When I looked at the effect another Assembly election could have on the parties, accounting for the swing towards the DUP seen in June, I reckoned on 43 Unionist seats. This still wouldn’t be enough to keep an Executive in place, although Nick Whyte’s more detailed analysis reckoned on further opportunities for Unionists to pick up seats from non-Unionists.

Perhaps Robin, or someone else from the UUP, might clarify the form of government they would like to see. Are they actively seeking a setup somewhat similar to Belfast City Hall ? Would they consent to be governed by an SDLP+SF+Alliance+Green coalition ?

I think everyone knows what the answer to those questions are.

The key to reforming the arrangements of government up in Stormont involves finding a solution such that the administration has broad-based consent to govern.
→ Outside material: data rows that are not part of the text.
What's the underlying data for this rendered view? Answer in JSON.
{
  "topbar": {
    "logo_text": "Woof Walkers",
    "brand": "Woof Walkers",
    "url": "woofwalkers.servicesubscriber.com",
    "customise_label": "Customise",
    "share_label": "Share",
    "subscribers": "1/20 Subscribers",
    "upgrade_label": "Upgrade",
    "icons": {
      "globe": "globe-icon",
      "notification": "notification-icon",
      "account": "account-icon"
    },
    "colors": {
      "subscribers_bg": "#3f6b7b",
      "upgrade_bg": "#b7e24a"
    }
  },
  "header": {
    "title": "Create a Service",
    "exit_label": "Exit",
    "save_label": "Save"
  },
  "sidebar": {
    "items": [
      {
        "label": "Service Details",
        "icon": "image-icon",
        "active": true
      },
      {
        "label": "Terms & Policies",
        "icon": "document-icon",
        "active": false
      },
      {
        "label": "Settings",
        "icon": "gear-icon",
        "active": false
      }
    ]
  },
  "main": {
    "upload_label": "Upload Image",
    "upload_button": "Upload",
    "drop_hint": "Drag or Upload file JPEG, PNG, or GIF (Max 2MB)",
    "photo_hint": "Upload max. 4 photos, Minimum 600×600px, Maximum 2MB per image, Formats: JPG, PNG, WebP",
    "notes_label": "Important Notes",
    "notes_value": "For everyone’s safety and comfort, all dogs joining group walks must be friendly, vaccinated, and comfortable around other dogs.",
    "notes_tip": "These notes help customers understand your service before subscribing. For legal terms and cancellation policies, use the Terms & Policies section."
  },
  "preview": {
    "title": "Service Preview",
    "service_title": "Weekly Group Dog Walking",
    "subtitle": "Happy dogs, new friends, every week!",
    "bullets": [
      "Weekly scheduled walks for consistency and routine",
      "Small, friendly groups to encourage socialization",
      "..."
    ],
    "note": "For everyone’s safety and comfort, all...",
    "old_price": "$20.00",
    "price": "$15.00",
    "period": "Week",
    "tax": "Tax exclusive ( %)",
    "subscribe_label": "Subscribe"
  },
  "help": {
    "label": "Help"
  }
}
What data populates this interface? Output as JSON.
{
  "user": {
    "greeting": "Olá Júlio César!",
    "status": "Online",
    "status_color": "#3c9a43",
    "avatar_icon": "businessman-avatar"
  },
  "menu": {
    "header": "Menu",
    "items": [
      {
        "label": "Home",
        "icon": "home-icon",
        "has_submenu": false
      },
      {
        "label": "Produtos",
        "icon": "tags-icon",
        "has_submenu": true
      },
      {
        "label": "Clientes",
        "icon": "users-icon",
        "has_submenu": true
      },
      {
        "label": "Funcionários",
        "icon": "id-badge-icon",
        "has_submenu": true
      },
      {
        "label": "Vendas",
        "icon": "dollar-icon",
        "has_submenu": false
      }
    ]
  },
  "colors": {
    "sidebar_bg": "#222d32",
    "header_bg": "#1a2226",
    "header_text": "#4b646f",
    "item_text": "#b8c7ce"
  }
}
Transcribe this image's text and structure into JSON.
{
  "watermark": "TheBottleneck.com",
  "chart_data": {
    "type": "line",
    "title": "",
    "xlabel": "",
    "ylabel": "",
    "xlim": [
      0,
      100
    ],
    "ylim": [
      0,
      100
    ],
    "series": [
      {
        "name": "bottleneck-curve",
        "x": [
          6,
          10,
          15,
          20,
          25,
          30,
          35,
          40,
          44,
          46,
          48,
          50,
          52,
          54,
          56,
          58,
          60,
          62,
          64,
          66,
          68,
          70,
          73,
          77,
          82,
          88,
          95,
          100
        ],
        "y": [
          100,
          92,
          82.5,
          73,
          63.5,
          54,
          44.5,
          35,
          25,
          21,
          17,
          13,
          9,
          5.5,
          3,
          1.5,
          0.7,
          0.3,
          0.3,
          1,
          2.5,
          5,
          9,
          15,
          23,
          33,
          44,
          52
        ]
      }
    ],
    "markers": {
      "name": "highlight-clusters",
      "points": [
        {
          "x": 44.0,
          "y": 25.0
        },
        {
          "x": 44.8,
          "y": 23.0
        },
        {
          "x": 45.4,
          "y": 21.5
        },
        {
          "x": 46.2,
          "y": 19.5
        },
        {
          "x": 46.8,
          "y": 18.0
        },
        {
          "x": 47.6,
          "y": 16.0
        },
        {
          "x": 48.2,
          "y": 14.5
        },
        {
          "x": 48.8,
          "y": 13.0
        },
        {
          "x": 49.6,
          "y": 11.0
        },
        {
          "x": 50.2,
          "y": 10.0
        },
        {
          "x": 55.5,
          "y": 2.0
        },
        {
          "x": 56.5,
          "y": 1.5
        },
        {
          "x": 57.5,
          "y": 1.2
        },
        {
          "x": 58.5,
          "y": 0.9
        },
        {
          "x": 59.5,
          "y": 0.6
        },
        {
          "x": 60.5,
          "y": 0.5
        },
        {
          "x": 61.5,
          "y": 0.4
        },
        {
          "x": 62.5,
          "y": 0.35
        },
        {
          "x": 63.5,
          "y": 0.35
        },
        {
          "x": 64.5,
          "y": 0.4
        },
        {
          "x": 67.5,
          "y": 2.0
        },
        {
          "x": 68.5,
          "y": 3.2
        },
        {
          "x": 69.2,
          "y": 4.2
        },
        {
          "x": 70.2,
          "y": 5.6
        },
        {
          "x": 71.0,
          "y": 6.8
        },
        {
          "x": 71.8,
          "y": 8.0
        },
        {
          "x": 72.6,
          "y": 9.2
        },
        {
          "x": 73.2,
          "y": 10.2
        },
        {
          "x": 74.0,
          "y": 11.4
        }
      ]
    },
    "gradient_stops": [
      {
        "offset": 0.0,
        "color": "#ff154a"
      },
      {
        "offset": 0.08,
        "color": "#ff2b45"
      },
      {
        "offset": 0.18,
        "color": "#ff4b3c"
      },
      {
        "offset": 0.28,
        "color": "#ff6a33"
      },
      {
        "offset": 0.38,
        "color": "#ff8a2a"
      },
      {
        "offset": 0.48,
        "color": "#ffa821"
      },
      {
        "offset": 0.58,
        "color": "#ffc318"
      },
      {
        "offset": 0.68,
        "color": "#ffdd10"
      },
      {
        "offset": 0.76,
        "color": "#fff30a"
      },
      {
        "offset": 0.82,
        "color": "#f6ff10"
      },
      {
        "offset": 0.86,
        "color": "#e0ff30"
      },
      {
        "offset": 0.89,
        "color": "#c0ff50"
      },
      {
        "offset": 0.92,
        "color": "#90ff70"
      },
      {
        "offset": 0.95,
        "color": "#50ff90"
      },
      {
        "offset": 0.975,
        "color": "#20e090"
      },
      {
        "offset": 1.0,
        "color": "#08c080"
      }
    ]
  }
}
The problem is that voluntary coalition government must, inherently, be accompanied by an involuntary opposition. Sadly, I don’t think we are yet at the point where there is trust in the system to allow this, not least among the membership of Robin’s party.

Perhaps it’s time for politicians to stop advocating things which cannot realistically happen in the short or medium term, and work with other parties to come up with reform proposals that could attract support across the community ?

Software engineer living and working in greater Belfast. Pragmatic social democrat with the odd leaning towards capitalism. Political interests include economic policy, social and political reform.

Alliance Party member, but writing in a strictly personal capacity.